Extracted records

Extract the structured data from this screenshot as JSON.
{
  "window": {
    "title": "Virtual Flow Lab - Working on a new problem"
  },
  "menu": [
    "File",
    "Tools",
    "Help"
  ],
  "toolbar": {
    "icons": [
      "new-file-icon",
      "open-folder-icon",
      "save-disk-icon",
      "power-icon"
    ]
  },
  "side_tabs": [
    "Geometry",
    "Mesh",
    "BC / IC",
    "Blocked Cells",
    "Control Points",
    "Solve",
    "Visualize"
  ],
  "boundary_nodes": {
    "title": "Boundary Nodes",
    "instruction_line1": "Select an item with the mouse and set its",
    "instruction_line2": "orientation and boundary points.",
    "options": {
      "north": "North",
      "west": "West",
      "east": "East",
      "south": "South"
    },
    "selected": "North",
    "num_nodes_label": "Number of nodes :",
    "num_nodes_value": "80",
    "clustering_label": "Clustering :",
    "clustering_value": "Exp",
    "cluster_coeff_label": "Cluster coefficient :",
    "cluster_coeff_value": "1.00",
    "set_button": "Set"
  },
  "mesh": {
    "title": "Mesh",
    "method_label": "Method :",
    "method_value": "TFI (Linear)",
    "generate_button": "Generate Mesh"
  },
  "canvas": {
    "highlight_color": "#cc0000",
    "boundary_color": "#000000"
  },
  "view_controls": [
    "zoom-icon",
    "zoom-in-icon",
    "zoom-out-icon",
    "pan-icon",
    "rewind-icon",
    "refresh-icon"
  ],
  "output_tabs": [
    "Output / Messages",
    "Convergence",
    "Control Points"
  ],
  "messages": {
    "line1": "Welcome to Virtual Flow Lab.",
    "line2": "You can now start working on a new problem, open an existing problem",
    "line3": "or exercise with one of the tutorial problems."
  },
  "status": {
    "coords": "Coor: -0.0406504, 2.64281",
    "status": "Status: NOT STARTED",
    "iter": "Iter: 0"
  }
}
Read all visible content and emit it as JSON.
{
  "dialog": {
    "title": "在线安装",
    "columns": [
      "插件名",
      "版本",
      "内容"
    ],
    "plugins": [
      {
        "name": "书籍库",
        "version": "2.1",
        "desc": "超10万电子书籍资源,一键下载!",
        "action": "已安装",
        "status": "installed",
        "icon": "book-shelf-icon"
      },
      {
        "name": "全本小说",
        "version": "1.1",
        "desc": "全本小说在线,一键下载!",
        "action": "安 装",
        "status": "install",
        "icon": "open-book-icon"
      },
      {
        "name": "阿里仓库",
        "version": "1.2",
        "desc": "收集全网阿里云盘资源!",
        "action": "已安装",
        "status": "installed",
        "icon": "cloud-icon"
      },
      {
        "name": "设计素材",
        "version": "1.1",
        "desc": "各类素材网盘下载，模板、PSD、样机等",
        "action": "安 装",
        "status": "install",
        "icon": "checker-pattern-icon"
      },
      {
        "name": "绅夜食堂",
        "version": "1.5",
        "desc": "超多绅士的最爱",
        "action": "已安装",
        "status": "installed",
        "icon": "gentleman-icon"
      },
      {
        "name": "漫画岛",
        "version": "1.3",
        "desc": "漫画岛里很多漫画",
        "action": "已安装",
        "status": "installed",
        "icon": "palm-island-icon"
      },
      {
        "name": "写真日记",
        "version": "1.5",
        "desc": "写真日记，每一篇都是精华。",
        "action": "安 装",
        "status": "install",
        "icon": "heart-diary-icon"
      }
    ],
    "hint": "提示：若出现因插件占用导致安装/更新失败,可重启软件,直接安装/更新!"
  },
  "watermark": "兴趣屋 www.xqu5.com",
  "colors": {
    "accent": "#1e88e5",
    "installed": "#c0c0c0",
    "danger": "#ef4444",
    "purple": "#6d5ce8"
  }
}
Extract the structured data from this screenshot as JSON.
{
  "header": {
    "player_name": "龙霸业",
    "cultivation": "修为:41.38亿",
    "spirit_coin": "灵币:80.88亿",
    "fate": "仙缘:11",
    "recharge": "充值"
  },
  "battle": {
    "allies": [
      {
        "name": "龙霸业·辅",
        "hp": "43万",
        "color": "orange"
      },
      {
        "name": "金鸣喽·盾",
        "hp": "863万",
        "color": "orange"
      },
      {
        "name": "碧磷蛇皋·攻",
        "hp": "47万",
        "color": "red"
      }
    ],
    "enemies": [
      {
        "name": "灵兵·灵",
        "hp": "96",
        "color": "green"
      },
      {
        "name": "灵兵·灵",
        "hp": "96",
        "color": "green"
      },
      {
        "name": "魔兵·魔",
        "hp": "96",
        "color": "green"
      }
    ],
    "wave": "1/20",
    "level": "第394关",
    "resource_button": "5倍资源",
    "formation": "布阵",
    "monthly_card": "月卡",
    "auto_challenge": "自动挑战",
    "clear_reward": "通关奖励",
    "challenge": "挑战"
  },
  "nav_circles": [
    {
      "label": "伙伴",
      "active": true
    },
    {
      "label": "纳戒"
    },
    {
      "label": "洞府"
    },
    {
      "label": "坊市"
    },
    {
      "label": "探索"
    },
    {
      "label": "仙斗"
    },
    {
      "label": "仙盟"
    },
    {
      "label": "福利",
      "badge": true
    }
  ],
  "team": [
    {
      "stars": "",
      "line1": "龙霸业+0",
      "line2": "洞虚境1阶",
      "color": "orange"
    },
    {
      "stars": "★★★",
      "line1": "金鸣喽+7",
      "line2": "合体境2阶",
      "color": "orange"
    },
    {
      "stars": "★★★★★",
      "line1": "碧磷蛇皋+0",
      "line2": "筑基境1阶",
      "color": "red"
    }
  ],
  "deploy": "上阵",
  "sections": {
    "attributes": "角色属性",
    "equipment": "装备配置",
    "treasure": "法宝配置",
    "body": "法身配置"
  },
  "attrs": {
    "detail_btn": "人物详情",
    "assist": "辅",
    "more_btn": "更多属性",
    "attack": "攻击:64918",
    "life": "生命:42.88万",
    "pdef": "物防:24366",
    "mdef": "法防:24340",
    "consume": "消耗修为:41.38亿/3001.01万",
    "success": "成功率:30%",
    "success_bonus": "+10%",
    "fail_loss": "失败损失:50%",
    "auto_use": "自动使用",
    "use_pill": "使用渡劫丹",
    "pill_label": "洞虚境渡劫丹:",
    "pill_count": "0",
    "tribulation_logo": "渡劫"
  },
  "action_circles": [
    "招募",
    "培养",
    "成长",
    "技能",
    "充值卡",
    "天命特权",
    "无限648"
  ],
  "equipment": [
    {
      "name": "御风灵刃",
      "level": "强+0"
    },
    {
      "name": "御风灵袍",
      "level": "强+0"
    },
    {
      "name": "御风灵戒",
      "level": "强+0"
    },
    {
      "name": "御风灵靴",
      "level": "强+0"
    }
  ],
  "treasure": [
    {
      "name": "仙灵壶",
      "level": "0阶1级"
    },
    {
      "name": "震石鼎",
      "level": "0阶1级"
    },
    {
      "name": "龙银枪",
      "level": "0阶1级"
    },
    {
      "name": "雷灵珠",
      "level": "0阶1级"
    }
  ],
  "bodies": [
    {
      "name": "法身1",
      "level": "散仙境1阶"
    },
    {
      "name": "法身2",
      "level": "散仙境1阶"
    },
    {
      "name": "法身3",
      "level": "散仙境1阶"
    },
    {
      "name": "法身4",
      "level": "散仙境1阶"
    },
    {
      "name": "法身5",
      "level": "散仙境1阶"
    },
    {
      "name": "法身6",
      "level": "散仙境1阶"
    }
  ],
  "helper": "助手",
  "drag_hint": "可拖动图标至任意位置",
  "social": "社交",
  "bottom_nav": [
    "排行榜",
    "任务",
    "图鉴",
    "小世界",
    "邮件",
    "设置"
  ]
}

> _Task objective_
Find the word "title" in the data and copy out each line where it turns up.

> _Task result_
    "title": "Virtual Flow Lab - Working on a new problem"
    "title": "Boundary Nodes",
    "title": "Mesh",
    "title": "在线安装",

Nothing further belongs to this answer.